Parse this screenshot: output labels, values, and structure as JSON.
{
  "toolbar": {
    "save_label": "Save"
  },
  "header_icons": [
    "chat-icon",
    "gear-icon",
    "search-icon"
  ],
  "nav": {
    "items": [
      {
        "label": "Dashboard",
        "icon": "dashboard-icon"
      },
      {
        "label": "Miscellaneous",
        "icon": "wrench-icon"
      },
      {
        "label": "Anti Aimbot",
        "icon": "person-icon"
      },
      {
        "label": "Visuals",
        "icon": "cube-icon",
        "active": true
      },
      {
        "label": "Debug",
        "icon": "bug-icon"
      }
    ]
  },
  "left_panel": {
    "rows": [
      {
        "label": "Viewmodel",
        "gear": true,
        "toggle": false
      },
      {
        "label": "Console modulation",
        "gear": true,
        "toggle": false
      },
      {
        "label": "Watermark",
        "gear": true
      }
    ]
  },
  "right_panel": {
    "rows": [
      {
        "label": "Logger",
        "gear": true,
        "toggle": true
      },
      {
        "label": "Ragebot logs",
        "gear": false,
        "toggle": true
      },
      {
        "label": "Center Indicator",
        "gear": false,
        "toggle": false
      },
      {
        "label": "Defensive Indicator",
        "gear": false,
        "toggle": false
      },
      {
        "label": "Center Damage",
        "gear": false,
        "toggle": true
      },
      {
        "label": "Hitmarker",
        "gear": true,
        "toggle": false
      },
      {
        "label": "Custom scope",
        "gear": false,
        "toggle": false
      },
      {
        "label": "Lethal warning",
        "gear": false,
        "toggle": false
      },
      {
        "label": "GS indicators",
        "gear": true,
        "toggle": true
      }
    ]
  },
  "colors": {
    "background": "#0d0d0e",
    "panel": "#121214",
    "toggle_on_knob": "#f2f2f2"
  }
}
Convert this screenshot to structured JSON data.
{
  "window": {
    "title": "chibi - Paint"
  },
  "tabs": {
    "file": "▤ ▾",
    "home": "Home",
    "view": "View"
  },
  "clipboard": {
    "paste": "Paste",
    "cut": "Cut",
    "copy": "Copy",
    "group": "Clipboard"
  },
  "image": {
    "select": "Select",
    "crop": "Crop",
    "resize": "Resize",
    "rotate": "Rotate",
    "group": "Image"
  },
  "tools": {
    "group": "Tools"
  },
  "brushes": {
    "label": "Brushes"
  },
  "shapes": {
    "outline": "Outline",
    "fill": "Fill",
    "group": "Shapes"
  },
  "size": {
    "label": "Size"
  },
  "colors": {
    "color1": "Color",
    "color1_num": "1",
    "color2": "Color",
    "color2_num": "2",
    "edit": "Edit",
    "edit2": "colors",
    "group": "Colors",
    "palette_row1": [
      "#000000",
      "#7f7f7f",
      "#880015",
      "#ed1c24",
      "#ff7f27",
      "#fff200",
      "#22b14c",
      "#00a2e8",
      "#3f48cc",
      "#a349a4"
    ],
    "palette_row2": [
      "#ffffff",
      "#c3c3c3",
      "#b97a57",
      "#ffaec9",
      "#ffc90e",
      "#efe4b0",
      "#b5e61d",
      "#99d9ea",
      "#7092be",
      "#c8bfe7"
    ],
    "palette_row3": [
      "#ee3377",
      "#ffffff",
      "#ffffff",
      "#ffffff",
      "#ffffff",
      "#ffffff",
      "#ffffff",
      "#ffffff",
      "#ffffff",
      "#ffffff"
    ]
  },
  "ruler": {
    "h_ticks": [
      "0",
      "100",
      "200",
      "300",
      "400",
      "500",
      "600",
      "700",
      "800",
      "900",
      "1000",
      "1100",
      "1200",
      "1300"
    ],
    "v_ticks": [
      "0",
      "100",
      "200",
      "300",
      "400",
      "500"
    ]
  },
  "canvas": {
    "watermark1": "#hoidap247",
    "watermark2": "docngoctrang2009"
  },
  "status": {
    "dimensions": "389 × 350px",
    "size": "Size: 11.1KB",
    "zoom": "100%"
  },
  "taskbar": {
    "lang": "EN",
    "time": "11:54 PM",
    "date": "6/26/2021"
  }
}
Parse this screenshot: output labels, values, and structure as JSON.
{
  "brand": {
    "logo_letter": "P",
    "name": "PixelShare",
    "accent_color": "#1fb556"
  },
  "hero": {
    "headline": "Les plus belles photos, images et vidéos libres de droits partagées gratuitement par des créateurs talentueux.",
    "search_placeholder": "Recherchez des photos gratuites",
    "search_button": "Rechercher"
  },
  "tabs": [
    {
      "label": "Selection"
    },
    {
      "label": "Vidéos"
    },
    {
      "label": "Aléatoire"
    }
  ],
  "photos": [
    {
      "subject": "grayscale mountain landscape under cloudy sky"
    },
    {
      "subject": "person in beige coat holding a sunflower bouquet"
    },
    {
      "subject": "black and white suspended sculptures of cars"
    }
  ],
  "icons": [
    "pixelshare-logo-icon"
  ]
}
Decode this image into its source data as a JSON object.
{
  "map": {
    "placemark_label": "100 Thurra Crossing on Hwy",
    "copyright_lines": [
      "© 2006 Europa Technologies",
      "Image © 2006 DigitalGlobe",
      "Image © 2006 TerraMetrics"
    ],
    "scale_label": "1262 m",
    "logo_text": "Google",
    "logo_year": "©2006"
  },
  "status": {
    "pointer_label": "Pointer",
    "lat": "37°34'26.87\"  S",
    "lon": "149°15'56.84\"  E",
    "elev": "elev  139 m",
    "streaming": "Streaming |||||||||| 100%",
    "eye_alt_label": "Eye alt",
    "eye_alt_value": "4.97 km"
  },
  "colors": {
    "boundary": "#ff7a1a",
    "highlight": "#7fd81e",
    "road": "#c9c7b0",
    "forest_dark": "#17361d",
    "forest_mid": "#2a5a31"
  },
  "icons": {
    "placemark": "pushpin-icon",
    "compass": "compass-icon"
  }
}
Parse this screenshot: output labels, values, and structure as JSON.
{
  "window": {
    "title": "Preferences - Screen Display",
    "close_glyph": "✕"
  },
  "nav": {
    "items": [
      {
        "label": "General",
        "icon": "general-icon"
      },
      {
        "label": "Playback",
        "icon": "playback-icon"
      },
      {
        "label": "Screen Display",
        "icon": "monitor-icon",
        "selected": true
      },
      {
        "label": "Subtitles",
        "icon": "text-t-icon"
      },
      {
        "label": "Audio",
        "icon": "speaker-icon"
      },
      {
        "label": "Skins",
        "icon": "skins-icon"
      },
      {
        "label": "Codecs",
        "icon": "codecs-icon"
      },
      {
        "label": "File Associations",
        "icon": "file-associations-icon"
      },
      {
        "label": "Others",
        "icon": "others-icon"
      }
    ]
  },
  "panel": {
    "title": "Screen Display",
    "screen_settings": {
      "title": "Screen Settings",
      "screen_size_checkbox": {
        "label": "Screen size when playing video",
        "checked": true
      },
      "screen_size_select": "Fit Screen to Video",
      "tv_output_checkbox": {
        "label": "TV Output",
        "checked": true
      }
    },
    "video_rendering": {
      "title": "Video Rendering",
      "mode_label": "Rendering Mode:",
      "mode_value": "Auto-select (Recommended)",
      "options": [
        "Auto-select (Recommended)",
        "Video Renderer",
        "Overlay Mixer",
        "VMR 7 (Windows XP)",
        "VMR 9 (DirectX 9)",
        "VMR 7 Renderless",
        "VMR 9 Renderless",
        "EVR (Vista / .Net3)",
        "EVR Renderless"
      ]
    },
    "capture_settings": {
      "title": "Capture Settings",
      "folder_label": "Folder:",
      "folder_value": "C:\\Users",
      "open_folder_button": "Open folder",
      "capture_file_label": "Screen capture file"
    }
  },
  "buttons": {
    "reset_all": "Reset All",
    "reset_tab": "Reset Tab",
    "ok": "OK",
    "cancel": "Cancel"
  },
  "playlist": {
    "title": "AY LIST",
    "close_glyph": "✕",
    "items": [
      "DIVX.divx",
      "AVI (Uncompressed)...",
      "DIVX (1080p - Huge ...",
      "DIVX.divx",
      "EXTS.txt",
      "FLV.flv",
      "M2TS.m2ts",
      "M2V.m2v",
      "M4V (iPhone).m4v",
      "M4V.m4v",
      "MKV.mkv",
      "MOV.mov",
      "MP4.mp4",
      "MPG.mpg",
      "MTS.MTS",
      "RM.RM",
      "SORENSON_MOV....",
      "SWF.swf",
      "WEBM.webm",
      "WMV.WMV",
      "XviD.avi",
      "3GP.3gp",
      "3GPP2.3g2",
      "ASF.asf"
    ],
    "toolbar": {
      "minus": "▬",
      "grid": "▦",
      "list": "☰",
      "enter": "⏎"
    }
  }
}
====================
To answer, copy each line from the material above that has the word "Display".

**Your response**.
    "title": "Preferences - Screen Display",
        "label": "Screen Display",
    "title": "Screen Display",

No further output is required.